Work to complete: Select and copy out every line in the records containing "Compliance".

Dataset records:
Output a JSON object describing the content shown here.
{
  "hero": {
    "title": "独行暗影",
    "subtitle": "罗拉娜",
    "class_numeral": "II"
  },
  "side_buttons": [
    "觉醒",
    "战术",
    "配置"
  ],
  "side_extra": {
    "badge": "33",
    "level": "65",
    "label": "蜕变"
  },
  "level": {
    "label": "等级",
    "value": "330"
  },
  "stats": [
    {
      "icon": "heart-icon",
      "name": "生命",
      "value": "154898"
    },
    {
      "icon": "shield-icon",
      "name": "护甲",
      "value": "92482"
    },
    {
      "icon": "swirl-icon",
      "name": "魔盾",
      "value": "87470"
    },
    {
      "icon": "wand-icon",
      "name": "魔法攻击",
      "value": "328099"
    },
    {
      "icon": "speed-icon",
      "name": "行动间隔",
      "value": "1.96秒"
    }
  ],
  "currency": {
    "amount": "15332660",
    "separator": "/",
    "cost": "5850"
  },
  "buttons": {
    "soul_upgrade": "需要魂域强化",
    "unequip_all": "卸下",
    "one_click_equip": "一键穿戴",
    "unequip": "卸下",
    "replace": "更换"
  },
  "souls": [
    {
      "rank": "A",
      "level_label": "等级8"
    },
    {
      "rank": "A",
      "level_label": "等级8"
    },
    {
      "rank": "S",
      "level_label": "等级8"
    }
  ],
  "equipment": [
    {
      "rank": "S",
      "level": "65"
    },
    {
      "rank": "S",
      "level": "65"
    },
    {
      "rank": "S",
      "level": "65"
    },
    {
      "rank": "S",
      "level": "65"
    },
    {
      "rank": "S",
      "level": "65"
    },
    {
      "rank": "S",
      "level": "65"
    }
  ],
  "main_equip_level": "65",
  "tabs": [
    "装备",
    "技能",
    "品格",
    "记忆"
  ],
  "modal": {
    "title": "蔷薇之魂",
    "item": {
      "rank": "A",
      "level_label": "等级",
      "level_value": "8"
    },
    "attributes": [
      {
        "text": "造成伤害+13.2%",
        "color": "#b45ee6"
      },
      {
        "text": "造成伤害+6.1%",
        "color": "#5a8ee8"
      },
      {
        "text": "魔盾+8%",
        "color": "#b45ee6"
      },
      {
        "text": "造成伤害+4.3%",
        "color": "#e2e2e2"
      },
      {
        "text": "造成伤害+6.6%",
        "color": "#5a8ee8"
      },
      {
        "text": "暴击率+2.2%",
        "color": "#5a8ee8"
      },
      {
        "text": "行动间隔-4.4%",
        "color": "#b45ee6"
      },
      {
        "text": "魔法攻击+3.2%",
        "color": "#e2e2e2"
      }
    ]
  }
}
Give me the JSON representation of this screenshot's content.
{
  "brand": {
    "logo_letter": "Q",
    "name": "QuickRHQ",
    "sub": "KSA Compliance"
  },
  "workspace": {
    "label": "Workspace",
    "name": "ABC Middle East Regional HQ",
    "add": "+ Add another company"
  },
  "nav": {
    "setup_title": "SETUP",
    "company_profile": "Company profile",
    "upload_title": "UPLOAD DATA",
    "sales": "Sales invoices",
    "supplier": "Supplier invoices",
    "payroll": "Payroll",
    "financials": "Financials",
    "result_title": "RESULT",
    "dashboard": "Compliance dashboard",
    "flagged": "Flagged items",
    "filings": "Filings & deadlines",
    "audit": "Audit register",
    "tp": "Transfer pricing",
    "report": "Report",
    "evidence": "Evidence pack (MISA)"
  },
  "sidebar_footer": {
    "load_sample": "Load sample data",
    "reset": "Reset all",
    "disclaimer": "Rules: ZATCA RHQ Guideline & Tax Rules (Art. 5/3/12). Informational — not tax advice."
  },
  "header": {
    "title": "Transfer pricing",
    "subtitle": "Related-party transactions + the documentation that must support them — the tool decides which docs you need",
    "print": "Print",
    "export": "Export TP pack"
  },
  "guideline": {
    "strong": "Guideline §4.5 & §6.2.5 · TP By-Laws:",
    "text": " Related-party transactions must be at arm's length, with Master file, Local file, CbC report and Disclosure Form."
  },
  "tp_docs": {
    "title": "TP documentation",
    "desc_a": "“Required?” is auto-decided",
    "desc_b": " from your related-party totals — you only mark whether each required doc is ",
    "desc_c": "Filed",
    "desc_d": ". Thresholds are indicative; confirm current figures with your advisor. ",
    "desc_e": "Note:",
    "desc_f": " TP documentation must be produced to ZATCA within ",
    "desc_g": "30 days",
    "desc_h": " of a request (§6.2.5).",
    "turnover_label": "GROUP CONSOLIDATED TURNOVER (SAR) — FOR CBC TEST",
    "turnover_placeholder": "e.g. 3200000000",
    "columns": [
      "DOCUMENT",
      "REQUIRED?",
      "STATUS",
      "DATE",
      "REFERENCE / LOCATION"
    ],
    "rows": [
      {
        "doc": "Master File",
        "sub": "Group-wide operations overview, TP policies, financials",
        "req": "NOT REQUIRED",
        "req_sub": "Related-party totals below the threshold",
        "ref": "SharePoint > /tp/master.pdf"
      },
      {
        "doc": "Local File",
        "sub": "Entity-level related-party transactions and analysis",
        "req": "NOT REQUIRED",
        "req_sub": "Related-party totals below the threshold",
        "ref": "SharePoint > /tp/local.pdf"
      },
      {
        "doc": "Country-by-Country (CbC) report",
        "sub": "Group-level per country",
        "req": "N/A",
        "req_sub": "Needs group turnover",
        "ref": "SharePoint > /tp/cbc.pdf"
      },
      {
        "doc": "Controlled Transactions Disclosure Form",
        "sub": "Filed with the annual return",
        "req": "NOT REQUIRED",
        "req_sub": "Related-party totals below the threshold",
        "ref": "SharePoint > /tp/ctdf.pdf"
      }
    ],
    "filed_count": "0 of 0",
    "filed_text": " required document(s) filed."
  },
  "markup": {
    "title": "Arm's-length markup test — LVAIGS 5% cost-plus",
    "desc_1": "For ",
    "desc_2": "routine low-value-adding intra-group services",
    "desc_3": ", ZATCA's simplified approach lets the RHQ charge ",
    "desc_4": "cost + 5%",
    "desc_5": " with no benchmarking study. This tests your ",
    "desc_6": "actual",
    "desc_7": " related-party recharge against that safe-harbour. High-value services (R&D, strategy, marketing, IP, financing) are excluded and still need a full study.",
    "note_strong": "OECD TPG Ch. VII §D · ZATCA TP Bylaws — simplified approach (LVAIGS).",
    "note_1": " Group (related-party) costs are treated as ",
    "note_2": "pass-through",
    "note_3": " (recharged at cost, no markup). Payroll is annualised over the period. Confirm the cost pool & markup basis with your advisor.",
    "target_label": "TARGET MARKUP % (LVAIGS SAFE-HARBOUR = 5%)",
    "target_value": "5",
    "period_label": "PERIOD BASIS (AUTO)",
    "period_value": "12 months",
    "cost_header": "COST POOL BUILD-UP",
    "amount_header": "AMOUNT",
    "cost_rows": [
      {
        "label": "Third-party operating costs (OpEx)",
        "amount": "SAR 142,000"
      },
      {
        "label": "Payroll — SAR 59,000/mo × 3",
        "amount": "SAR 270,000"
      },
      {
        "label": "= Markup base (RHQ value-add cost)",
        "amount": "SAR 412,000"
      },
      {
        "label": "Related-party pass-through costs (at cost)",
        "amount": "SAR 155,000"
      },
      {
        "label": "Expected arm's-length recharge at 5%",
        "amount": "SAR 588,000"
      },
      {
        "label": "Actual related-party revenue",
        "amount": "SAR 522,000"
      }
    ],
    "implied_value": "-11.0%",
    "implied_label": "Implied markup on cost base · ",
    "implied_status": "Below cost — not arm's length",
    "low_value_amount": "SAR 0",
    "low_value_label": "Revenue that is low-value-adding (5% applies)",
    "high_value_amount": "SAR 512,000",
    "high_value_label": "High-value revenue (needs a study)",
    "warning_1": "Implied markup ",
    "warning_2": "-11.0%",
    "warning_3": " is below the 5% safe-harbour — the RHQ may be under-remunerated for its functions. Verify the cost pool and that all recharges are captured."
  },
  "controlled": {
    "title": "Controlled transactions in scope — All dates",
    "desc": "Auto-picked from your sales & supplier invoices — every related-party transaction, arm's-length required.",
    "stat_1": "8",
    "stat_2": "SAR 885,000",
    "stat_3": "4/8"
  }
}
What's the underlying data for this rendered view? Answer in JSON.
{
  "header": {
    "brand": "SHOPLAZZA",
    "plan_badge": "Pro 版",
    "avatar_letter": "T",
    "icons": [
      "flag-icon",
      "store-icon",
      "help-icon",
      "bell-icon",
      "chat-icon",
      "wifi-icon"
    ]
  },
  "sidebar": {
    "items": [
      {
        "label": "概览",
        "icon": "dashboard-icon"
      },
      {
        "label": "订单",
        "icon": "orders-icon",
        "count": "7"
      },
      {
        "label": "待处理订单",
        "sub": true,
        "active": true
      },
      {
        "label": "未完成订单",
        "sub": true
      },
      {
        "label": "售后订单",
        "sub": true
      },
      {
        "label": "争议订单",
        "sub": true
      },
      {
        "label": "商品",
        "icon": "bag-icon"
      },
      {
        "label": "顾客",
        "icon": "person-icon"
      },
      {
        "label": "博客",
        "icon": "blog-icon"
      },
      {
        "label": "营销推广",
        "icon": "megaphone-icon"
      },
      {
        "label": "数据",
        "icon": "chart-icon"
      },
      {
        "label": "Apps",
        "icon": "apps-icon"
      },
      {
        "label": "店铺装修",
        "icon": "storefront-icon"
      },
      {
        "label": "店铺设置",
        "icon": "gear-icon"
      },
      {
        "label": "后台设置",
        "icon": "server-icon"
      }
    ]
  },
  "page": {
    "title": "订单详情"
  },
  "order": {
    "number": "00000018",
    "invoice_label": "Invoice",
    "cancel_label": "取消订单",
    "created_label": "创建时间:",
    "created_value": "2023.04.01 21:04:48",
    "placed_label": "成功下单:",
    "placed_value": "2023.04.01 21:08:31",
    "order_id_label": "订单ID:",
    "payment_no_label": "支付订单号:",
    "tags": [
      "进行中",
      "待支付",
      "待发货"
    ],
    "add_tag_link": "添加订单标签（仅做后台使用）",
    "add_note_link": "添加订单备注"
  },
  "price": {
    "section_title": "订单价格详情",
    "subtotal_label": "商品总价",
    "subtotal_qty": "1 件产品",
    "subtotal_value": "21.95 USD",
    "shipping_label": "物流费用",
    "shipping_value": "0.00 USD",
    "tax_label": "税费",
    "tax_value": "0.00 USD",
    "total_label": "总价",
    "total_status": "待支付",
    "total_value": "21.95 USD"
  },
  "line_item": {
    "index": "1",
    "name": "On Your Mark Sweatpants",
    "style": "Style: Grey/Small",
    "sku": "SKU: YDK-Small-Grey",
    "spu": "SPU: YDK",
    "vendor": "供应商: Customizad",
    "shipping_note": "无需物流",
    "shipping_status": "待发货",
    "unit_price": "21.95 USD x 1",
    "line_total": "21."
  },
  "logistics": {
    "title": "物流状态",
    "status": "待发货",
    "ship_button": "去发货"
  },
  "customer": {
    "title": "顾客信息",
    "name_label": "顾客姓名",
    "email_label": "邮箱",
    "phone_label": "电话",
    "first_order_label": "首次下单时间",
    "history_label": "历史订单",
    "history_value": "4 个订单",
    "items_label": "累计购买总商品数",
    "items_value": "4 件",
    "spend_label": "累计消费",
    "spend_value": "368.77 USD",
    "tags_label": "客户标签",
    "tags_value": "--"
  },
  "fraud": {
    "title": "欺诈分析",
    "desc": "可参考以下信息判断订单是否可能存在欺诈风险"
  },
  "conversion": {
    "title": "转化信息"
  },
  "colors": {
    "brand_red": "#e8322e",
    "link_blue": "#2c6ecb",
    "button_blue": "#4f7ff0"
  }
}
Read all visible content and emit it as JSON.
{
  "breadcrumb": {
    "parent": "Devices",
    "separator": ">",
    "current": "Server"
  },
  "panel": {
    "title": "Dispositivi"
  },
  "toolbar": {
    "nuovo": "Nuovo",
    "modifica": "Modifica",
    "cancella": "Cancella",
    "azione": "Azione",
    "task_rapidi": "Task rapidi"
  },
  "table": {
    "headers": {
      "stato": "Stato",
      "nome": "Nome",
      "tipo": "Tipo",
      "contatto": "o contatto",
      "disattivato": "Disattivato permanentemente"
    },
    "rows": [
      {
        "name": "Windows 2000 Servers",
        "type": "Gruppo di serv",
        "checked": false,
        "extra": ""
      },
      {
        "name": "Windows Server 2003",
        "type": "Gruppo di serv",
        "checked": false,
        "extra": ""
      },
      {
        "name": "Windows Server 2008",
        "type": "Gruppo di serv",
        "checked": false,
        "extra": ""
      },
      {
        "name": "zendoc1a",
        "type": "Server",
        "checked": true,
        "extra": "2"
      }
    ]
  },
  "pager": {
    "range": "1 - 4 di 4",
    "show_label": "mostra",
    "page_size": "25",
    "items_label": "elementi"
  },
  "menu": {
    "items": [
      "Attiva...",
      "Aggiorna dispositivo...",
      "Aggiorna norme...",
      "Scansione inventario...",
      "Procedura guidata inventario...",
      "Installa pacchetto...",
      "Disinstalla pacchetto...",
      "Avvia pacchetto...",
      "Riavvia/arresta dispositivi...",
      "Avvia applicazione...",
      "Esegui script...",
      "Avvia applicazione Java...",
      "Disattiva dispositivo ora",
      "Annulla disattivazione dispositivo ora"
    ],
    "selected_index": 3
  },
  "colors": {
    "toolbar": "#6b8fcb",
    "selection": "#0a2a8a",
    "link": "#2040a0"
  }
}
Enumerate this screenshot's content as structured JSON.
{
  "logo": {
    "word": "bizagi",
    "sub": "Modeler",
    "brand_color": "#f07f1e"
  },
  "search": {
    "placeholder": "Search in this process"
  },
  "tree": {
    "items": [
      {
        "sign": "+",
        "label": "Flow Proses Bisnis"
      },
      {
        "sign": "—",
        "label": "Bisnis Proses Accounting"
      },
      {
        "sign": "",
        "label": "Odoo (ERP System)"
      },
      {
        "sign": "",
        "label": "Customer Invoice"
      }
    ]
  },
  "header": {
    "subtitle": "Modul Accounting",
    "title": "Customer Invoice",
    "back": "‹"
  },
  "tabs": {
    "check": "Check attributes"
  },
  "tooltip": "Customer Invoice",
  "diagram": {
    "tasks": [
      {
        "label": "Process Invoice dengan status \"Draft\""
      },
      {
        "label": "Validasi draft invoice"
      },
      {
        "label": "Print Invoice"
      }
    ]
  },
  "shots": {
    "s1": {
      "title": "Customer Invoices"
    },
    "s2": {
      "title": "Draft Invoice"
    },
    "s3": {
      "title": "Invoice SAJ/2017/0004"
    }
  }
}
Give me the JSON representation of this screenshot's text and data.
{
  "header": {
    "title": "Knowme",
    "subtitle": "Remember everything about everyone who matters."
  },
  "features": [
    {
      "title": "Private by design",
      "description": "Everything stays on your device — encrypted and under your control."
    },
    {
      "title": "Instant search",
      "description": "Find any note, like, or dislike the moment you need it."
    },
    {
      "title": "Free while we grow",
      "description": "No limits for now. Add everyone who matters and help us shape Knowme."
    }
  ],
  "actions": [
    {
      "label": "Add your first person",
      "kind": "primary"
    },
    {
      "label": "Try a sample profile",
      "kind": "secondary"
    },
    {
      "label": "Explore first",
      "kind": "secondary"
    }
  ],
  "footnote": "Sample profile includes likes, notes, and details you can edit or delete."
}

Result for this exercise:
    "sub": "KSA Compliance"
    "dashboard": "Compliance dashboard",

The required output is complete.